My parents came from a Baptist background, but we did not participate in a formal church. I was the youngest and had a brother and a sister. When I was ready for second grade, my parents decided to send me and my older sister to a Catholic grade school, as it had a really good reputation. The minute I saw my teacher, a Dominican Sister in full habit, I decided that I wanted to be a sister too. After a couple years, my sister asked if she could be baptized a Catholic. My parents were ok with that, so she entered the Church.
When my father got out of the U.S. Navy in 1946, we moved to California. I attended Catholic schools in Hawthorne, Lennox, Inglewood, and then in Los Angeles, which was staffed by Franciscans. One day my teacher asked if anyone wanted to become a Catholic. I was the only one who raised a hand. Then we moved again. At the new school in Los Angeles, I asked my parents if I could take special instructions on Saturdays in order to be baptized. They explained that it was my decision and would become my responsibility to do all that the Church asked. So when I was 11 years old, I became a Catholic and attended Mass every Sunday by myself because my sister had moved back to Kansas City.
Soon after that, we returned to the Kansas City area, and I finished grade school with the Sisters of St. Joseph as my teachers and then attended a high school taught by Benedictines. I was very shy, and switching to so many different elementary schools had made me even more so. I didn’t know when I was ever going to share with anyone my desire to become a sister.
So I devised this plan: during my freshman year, I would pray about it; during my sophomore year, I would share my desire in confession to a priest; during junior year, I would tell one of my Benedictine teachers; and during my senior year, I would tell my parents. Thoughts about my vocation stayed with me during those four years, but I got to the end of my senior year and had taken only the first step in my plan. I had prayed a lot. In late May, the school band of which I was a member took a field trip to Atchison, Ks, to play and march at Mount St. Scholastica. After our performance, Sister Mary David, who taught at my high school, approached me and asked if I wanted to go see the Mother Superior about entering the convent. I replied “Yes” without any hesitation. Dressed in my band uniform and carrying my slide trombone, I had my interview with Mother Alfred, and she said I could come on June 13, less than a month away!
I went home and that night told my parents what I wanted to do. They told me that they wanted me to be happy, and if that was what I really wanted to do, it would bring happiness to them also. So I entered the Benedictine community of Mount St. Scholastica on June 13, 1953. I was 16, but just a month from turning 17.
In my religious life, I have taught in primary, middle, secondary, and college levels. I also served in Brazil as a missionary for about 8 years.

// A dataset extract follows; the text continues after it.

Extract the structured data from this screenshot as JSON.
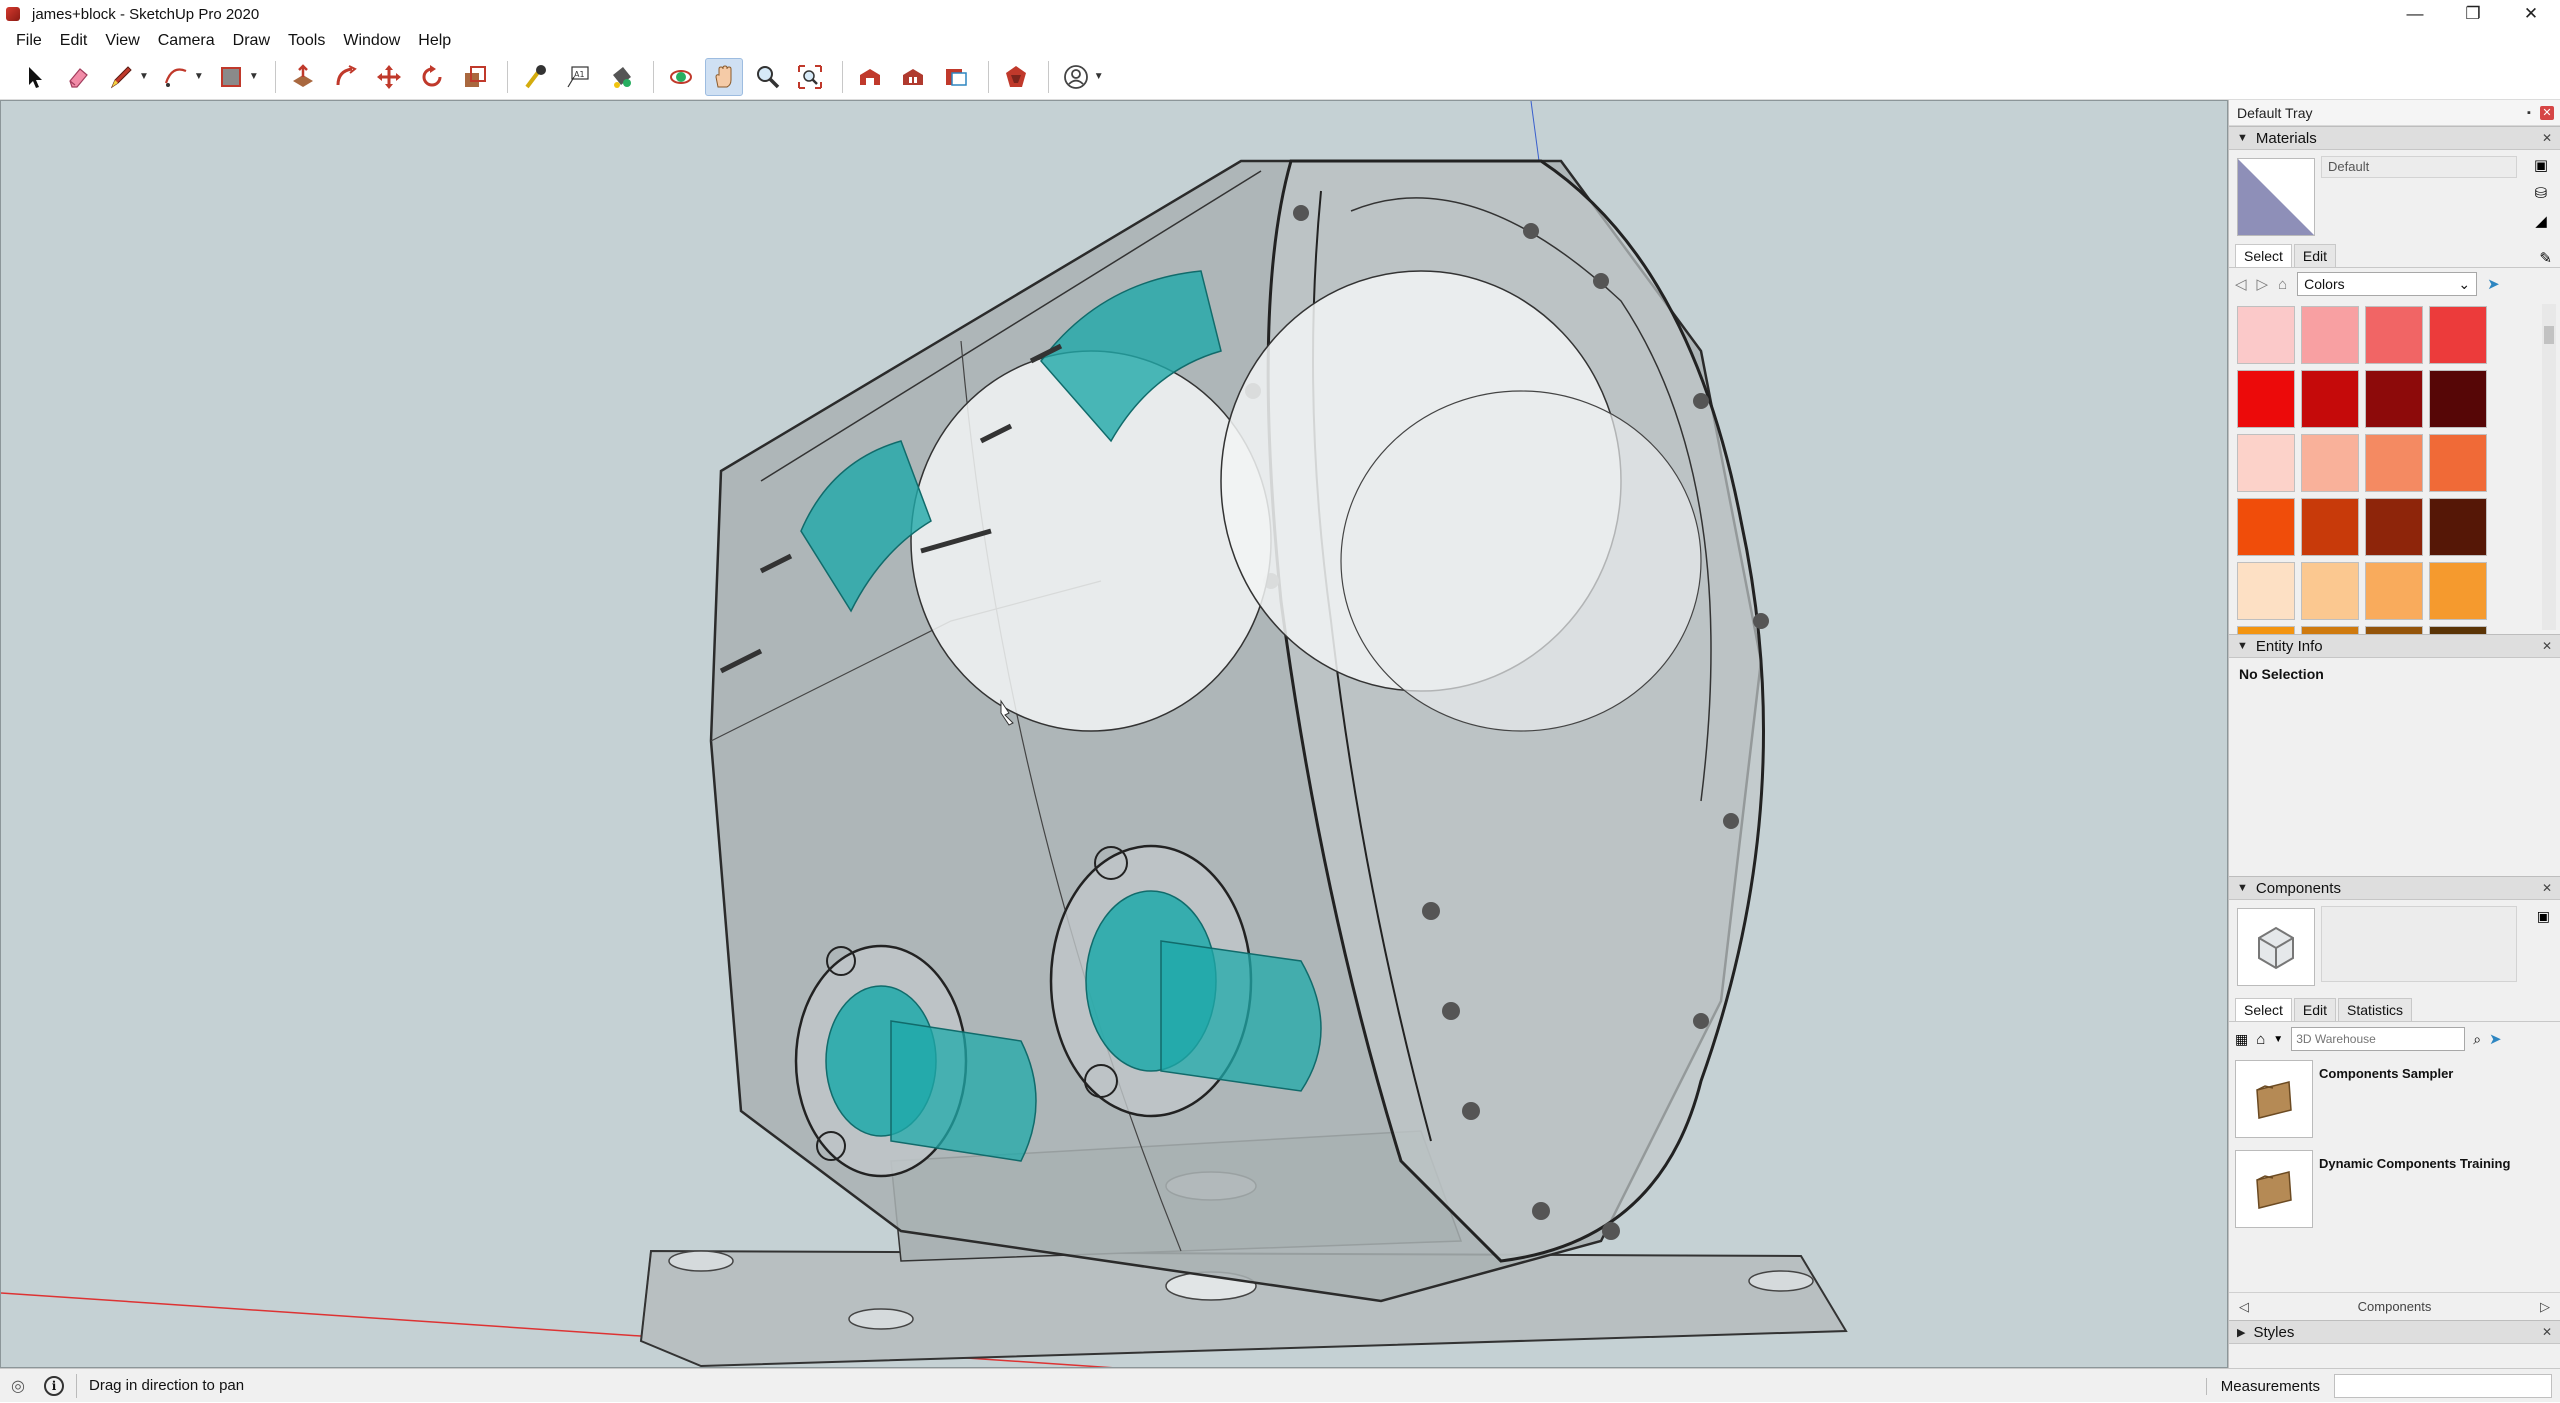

I am now living at the monastery in Atchison and help serve in the business office as well as do other tasks assigned to me.
What I love the most about this life in community is praying together at our morning and evening prayer.